Now the Streetts are encouraging family and friends to send Sawyer stories about Robert and/or Robby to storiesfor firstname.lastname@example.org so he’ll “remember his brother and dad as best as possible,” Josslyn said.
The email account will remain open through January, and then a friend of the family plans to turn the stories into a book for Sawyer.
“We’ve read some incredible stories so far, and I’ve learned some beautiful parts about them,” Josslyn said.
Leading up to the memorial service, she’s found the “community has gone above and beyond with donations of hotel rooms and food.”
The GoFundMe site, which had raised $42,640 by Friday, has helped pay for grief counseling, caregivers and immediate needs, Josslyn said.
She’s encouraging people interested in helping to support the “Streett Memorial Gift Fund” through the North Olympic Library System, which will likely support the Sequim Library expansion in some capacity.
Robert’s business, Clear Water Bidet, is continuing to operate as well, with help from family and its existing employees.
Josslyn said since the wreck, they’ve been “living in the moment” and finding that “every minute is different.”
The Streetts have been supported by a 24-hour caregiver team with a mostly volunteer crew of her Reiki students and one paid caregiver.
Josslyn, a Reiki master and teacher for her Rain Shadow Reiki business, said she walked for the first time without a walker two weeks ago, and she’s been off oxygen for about one month.
She broke several ribs and her wrists, had blood on the brain, a broken bone behind one of her eyes, some bruised organs and a collapsed lung, and she suffered a stroke after surgery that affects her speech and memory.
Sawyer remains in a wheelchair but is progressing ahead of schedule, seeing a physical therapist a few times a week.
“He wants to be out of a wheelchair by the end of the year,” Josslyn said.
Since coming back to Sequim from Colorado, Josslyn said she and her son have been grateful for the space and time to heal and the prayer.
“I know they’re lifting us up,” she said. “That’s the beauty of living in a small town: You can impact people’s lives in a great amount.”
As they take steps to adjust to a new life in Sequim, Josslyn said her goals are to get healthy and look after Sawyer.
“Being a mom has always been my most important job — doubly for Sawyer now,” she said.
Looking ahead to the holiday season, the Streetts were considering what to do without Robert and Robby.
For Thanksgiving, they’ll eat dinner with Robert’s friend Shenna Younger’s family.
For Christmas, they decided to decorate a Christmas tree with only angels.
“Everything is going to be different for us,” Josslyn said.
“But when traveling, we learned to do different things for traditions.
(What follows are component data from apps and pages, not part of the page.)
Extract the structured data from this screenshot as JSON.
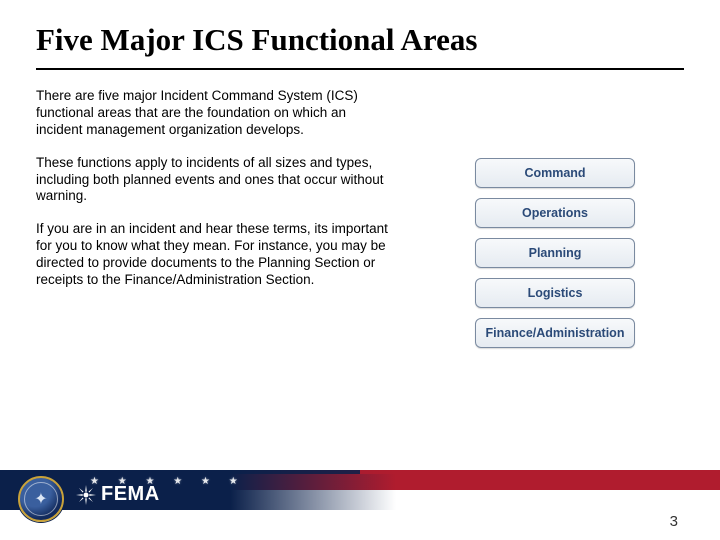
{
  "title": "Five Major ICS Functional Areas",
  "paragraphs": {
    "p1": "There are five major Incident Command System (ICS) functional areas that are the foundation on which an incident management organization develops.",
    "p2": "These functions apply to incidents of all sizes and types, including both planned events and ones that occur without warning.",
    "p3": "If you are in an incident and hear these terms, its important for you to know what they mean. For instance, you may be directed to provide documents to the Planning Section or receipts to the Finance/Administration Section."
  },
  "functions": {
    "f1": "Command",
    "f2": "Operations",
    "f3": "Planning",
    "f4": "Logistics",
    "f5": "Finance/Administration"
  },
  "footer": {
    "logo_text": "FEMA",
    "slide_number": "3"
  }
}
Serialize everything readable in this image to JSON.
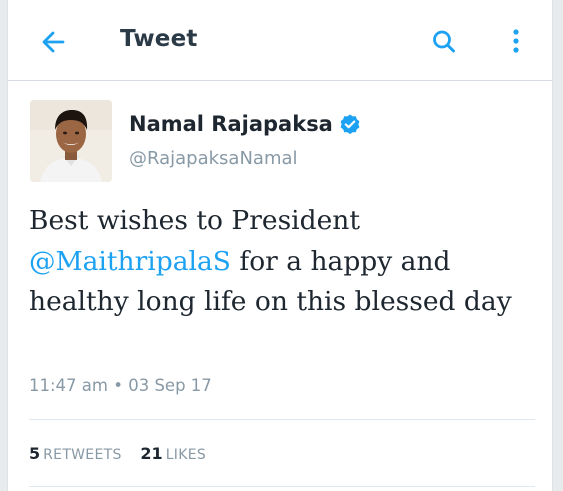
{
  "header": {
    "title": "Tweet",
    "back_icon": "arrow-left-icon",
    "search_icon": "search-icon",
    "more_icon": "more-vertical-icon",
    "accent_color": "#1da1f2"
  },
  "tweet": {
    "author_name": "Namal Rajapaksa",
    "verified": true,
    "verified_icon": "verified-badge-icon",
    "handle": "@RajapaksaNamal",
    "text_before": "Best wishes to President ",
    "mention": "@MaithripalaS",
    "text_after": " for a happy and healthy long life on this blessed day",
    "timestamp": "11:47 am • 03 Sep 17",
    "retweets_count": "5",
    "retweets_label": "RETWEETS",
    "likes_count": "21",
    "likes_label": "LIKES"
  }
}
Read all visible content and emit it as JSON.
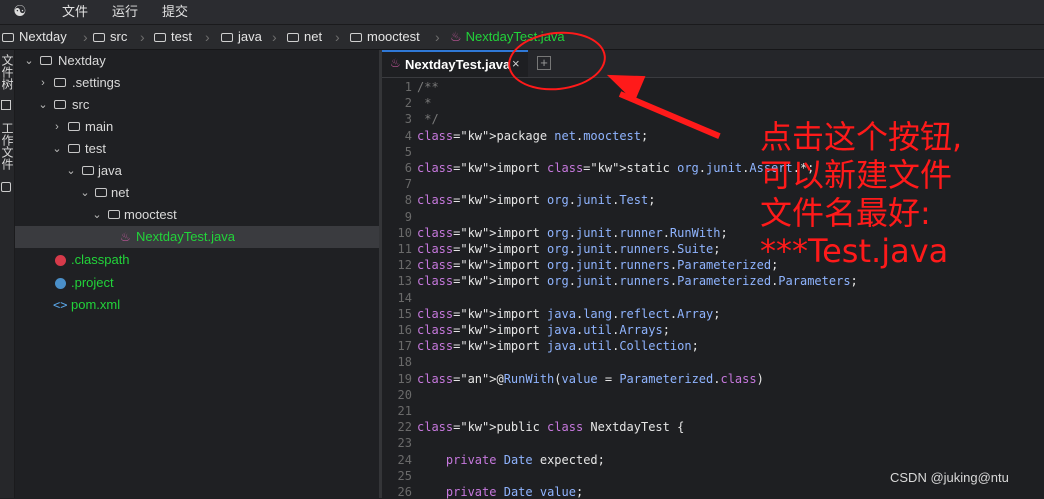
{
  "menu": {
    "logo_icon": "app-logo-icon",
    "items": [
      "文件",
      "运行",
      "提交"
    ]
  },
  "breadcrumb": [
    "Nextday",
    "src",
    "test",
    "java",
    "net",
    "mooctest",
    "NextdayTest.java"
  ],
  "side_tabs": {
    "files": "文件树",
    "work": "工作文件"
  },
  "tree": [
    {
      "label": "Nextday",
      "depth": 0,
      "kind": "folder-open"
    },
    {
      "label": ".settings",
      "depth": 1,
      "kind": "folder-closed"
    },
    {
      "label": "src",
      "depth": 1,
      "kind": "folder-open"
    },
    {
      "label": "main",
      "depth": 2,
      "kind": "folder-closed"
    },
    {
      "label": "test",
      "depth": 2,
      "kind": "folder-open"
    },
    {
      "label": "java",
      "depth": 3,
      "kind": "folder-open"
    },
    {
      "label": "net",
      "depth": 4,
      "kind": "folder-open"
    },
    {
      "label": "mooctest",
      "depth": 5,
      "kind": "folder-open"
    },
    {
      "label": "NextdayTest.java",
      "depth": 6,
      "kind": "java",
      "selected": true
    },
    {
      "label": ".classpath",
      "depth": 1,
      "kind": "classpath"
    },
    {
      "label": ".project",
      "depth": 1,
      "kind": "project"
    },
    {
      "label": "pom.xml",
      "depth": 1,
      "kind": "xml"
    }
  ],
  "editor": {
    "tab_label": "NextdayTest.java",
    "close_glyph": "×",
    "add_glyph": "+",
    "line_numbers": [
      "1",
      "2",
      "3",
      "4",
      "5",
      "6",
      "7",
      "8",
      "9",
      "10",
      "11",
      "12",
      "13",
      "14",
      "15",
      "16",
      "17",
      "18",
      "19",
      "20",
      "21",
      "22",
      "23",
      "24",
      "25",
      "26"
    ],
    "code_lines": [
      "/**",
      " *",
      " */",
      "package net.mooctest;",
      "",
      "import static org.junit.Assert.*;",
      "",
      "import org.junit.Test;",
      "",
      "import org.junit.runner.RunWith;",
      "import org.junit.runners.Suite;",
      "import org.junit.runners.Parameterized;",
      "import org.junit.runners.Parameterized.Parameters;",
      "",
      "import java.lang.reflect.Array;",
      "import java.util.Arrays;",
      "import java.util.Collection;",
      "",
      "@RunWith(value = Parameterized.class)",
      "",
      "",
      "public class NextdayTest {",
      "",
      "    private Date expected;",
      "",
      "    private Date value;"
    ]
  },
  "annotation": {
    "color": "#ff1a1a",
    "lines": [
      "点击这个按钮,",
      "可以新建文件",
      "文件名最好:",
      "***Test.java"
    ]
  },
  "watermark": "CSDN @juking@ntu",
  "colors": {
    "accent": "#2f78d6",
    "active_file": "#22d33a",
    "java_icon": "#c0569a",
    "annotation": "#ff1a1a"
  }
}
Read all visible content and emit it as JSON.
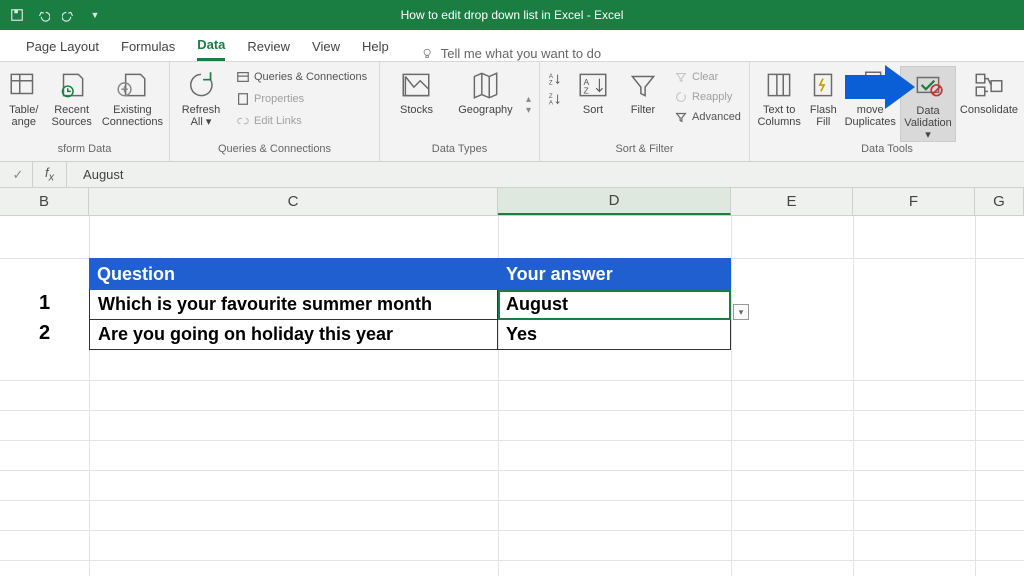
{
  "titlebar": {
    "title": "How to edit drop down list in Excel  -  Excel"
  },
  "tabs": {
    "items": [
      "Page Layout",
      "Formulas",
      "Data",
      "Review",
      "View",
      "Help"
    ],
    "active": "Data",
    "tell_me": "Tell me what you want to do"
  },
  "ribbon": {
    "transform": {
      "label": "sform Data",
      "from_table": "Table/\nange",
      "recent": "Recent\nSources",
      "existing": "Existing\nConnections"
    },
    "queries": {
      "label": "Queries & Connections",
      "refresh": "Refresh\nAll ▾",
      "qc": "Queries & Connections",
      "props": "Properties",
      "edit_links": "Edit Links"
    },
    "datatypes": {
      "label": "Data Types",
      "stocks": "Stocks",
      "geography": "Geography"
    },
    "sortfilter": {
      "label": "Sort & Filter",
      "sort": "Sort",
      "filter": "Filter",
      "clear": "Clear",
      "reapply": "Reapply",
      "advanced": "Advanced"
    },
    "datatools": {
      "label": "Data Tools",
      "text_to_columns": "Text to\nColumns",
      "flash_fill": "Flash\nFill",
      "remove_dup": "move\nDuplicates",
      "validation": "Data\nValidation ▾",
      "consolidate": "Consolidate"
    }
  },
  "formula_bar": {
    "value": "August"
  },
  "columns": [
    "B",
    "C",
    "D",
    "E",
    "F",
    "G"
  ],
  "table": {
    "header": {
      "q": "Question",
      "a": "Your answer"
    },
    "rows": [
      {
        "n": "1",
        "q": "Which is your favourite summer month",
        "a": "August"
      },
      {
        "n": "2",
        "q": "Are you going on holiday this year",
        "a": "Yes"
      }
    ]
  },
  "selected_cell": "D4"
}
Went to a restaurant on Thanksgiving last year. As long as we are all together, it didn’t matter. That’s the difference. So we’re going to create new traditions — Sawyer and I.”
Matthew Nash is a reporter with the Olympic Peninsula News Group, which is composed of Sound Publishing newspapers Peninsula Daily News, Sequim Gazette and Forks Forum. Reach him at email@example.com.